▶ [EXERCISE BRIEF]:
Restate the records below word for word, and omit the images they hold.
#####
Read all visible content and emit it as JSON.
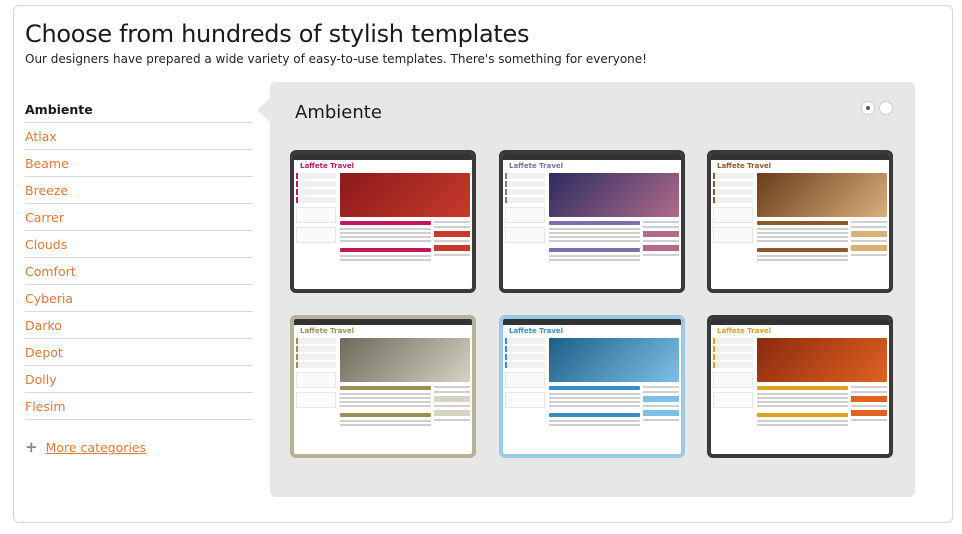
{
  "header": {
    "title": "Choose from hundreds of stylish templates",
    "subtitle": "Our designers have prepared a wide variety of easy-to-use templates. There's something for everyone!"
  },
  "sidebar": {
    "categories": [
      "Ambiente",
      "Atlax",
      "Beame",
      "Breeze",
      "Carrer",
      "Clouds",
      "Comfort",
      "Cyberia",
      "Darko",
      "Depot",
      "Dolly",
      "Flesim"
    ],
    "active": "Ambiente",
    "more_label": "More categories",
    "more_icon": "plus-icon"
  },
  "panel": {
    "title": "Ambiente",
    "pager": {
      "pages": 2,
      "current": 1
    }
  },
  "templates": [
    {
      "logo": "Laffete Travel",
      "accent": "#c2185b",
      "hero": "#8b1a1a",
      "hero2": "#c73a2b",
      "frame": "#3a3a3a"
    },
    {
      "logo": "Laffete Travel",
      "accent": "#7e6fa8",
      "hero": "#2b2c5e",
      "hero2": "#b06a8a",
      "frame": "#3a3a3a"
    },
    {
      "logo": "Laffete Travel",
      "accent": "#8b5a2b",
      "hero": "#6a3d1c",
      "hero2": "#d8b07a",
      "frame": "#3a3a3a"
    },
    {
      "logo": "Laffete Travel",
      "accent": "#9a8f55",
      "hero": "#6e6a5a",
      "hero2": "#d6d2c4",
      "frame": "#b7b19a"
    },
    {
      "logo": "Laffete Travel",
      "accent": "#3b8ec4",
      "hero": "#1d5e86",
      "hero2": "#7fc0e6",
      "frame": "#9cc9e8"
    },
    {
      "logo": "Laffete Travel",
      "accent": "#e0a020",
      "hero": "#8b2a10",
      "hero2": "#e0621f",
      "frame": "#3a3a3a"
    }
  ]
}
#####
▶ [RESPONSE TO THIS EXERCISE]:
Read all visible content and emit it as JSON.
{
  "header": {
    "title": "Choose from hundreds of stylish templates",
    "subtitle": "Our designers have prepared a wide variety of easy-to-use templates. There's something for everyone!"
  },
  "sidebar": {
    "categories": [
      "Ambiente",
      "Atlax",
      "Beame",
      "Breeze",
      "Carrer",
      "Clouds",
      "Comfort",
      "Cyberia",
      "Darko",
      "Depot",
      "Dolly",
      "Flesim"
    ],
    "active": "Ambiente",
    "more_label": "More categories",
    "more_icon": "plus-icon"
  },
  "panel": {
    "title": "Ambiente",
    "pager": {
      "pages": 2,
      "current": 1
    }
  },
  "templates": [
    {
      "logo": "Laffete Travel",
      "accent": "#c2185b",
      "hero": "#8b1a1a",
      "hero2": "#c73a2b",
      "frame": "#3a3a3a"
    },
    {
      "logo": "Laffete Travel",
      "accent": "#7e6fa8",
      "hero": "#2b2c5e",
      "hero2": "#b06a8a",
      "frame": "#3a3a3a"
    },
    {
      "logo": "Laffete Travel",
      "accent": "#8b5a2b",
      "hero": "#6a3d1c",
      "hero2": "#d8b07a",
      "frame": "#3a3a3a"
    },
    {
      "logo": "Laffete Travel",
      "accent": "#9a8f55",
      "hero": "#6e6a5a",
      "hero2": "#d6d2c4",
      "frame": "#b7b19a"
    },
    {
      "logo": "Laffete Travel",
      "accent": "#3b8ec4",
      "hero": "#1d5e86",
      "hero2": "#7fc0e6",
      "frame": "#9cc9e8"
    },
    {
      "logo": "Laffete Travel",
      "accent": "#e0a020",
      "hero": "#8b2a10",
      "hero2": "#e0621f",
      "frame": "#3a3a3a"
    }
  ]
}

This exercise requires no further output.